Move over, specialists.
By Fred Steiner
If it seems that recruiting people with high-profile executive talent or technical skills is hard now, wait a few years. A wide range of factors are squeezing the supply of top talent and there is no end to it in sight.
Yet there are still opportunities. The near-wholesale jettisoning of older workers in many industries presents a boon for small businesses willing to think creatively. Older workers and executives offer an affordable alternative to trying to outbid larger competitors for younger workers.
"Small businesses in particular need to revisit the older worker, the retired worker, and people over 50 have to rethink the level on which they wish to work," suggests William A. Hite, president of Hite Executive Search in Cleveland.
At the same time, companies will need to innovate to hang on to their own executive and technical talent in the face of the restricted stock options, long-term incentive plans and other costly goodies that the Fortune 500 now offer.
"And they're reaching down further-it's not just for the senior-most execs," notes Timothy Smith, vice president at Christian & Timbers, executive search consultants in Beachwood. "They are reaching down to a lower level so that people can feel that they are in the game and they have upside. It's the equity participation now that's a real pull."
The recruiting process also becomes more complex as the two-career family continues to develop. Many top talents have spouses with equally prestigious careers, and family considerations are playing bigger roles in job-change decisions. Recruiters now have to sell entire families to get their fee.
The future does seem to belong to generalists. Executives with specific industry backgrounds will continue to take a backseat to those with wide-ranging business skills and a savvy track record.
"They used to refer to a person that could wear a lot of hats," notes Smith. "[Now] I would describe these people as people who think more like owners."
In the Midwest, the large number of conservative companies has meant a continued reliance on recruitment within an industry or skill set, Hite says. But like so many trends that move from west to east, that will probably give way over the next few years.
Executives, under pressure to compete and innovate, will keep spending more time and money to increase their companies' "mindshare" vis-À-vis the competition.

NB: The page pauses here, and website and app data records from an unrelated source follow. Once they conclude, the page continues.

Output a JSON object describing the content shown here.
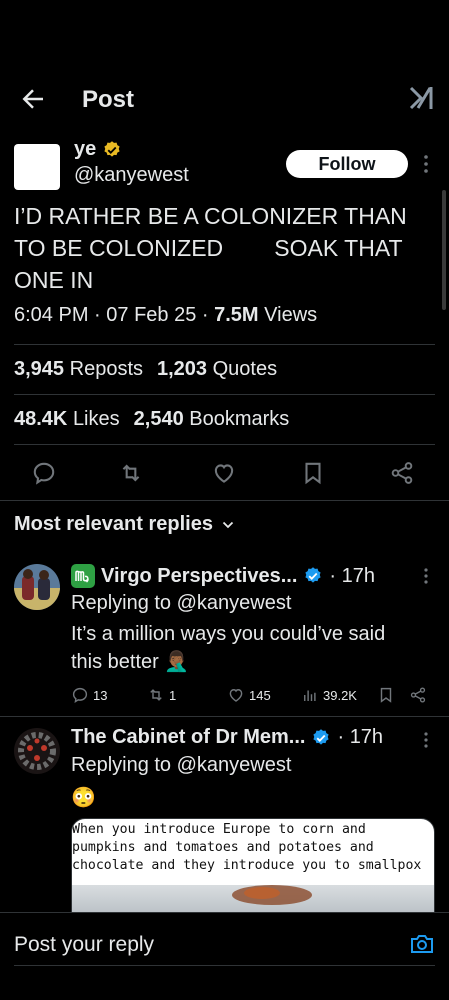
{
  "header": {
    "title": "Post"
  },
  "post": {
    "author_name": "ye",
    "author_handle": "@kanyewest",
    "follow_label": "Follow",
    "text_lines": [
      "I’D RATHER BE A COLONIZER THAN",
      "TO BE COLONIZED        SOAK THAT",
      "ONE IN"
    ],
    "time": "6:04 PM",
    "date": "07 Feb 25",
    "views_count": "7.5M",
    "views_label": "Views",
    "reposts_count": "3,945",
    "reposts_label": "Reposts",
    "quotes_count": "1,203",
    "quotes_label": "Quotes",
    "likes_count": "48.4K",
    "likes_label": "Likes",
    "bookmarks_count": "2,540",
    "bookmarks_label": "Bookmarks"
  },
  "replies_section": {
    "label": "Most relevant replies"
  },
  "replies": [
    {
      "name": "Virgo Perspectives...",
      "time": "17h",
      "replying_to": "Replying to @kanyewest",
      "text_line1": "It’s a million ways you could’ve said",
      "text_line2": "this better",
      "emoji": "🤦🏾‍♂️",
      "replies_count": "13",
      "reposts_count": "1",
      "likes_count": "145",
      "views_count": "39.2K"
    },
    {
      "name": "The Cabinet of Dr Mem...",
      "time": "17h",
      "replying_to": "Replying to @kanyewest",
      "emoji": "😳",
      "card_lines": [
        "When you introduce Europe to corn and",
        "pumpkins and tomatoes and potatoes and",
        "chocolate and they introduce you to smallpox"
      ]
    }
  ],
  "composer": {
    "placeholder": "Post your reply"
  },
  "colors": {
    "background": "#000000",
    "text": "#e7e9ea",
    "divider": "#2f3336",
    "verified_blue": "#1d9bf0",
    "verified_gold": "#e8b923"
  },
  "icons": [
    "back-arrow-icon",
    "grok-icon",
    "gold-verified-icon",
    "more-icon",
    "reply-icon",
    "repost-icon",
    "like-icon",
    "bookmark-icon",
    "share-icon",
    "chevron-down-icon",
    "virgo-icon",
    "blue-verified-icon",
    "views-icon",
    "camera-icon"
  ]
}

This will make for many happy returns for retained search firms.
Worker shortages, particularly in high-tech fields, will continue to drive industries to the politically explosive decision of importing skilled workers or exporting jobs. Ever-growing "Silicon Valleys" in India, China and Israel are proof of the trend.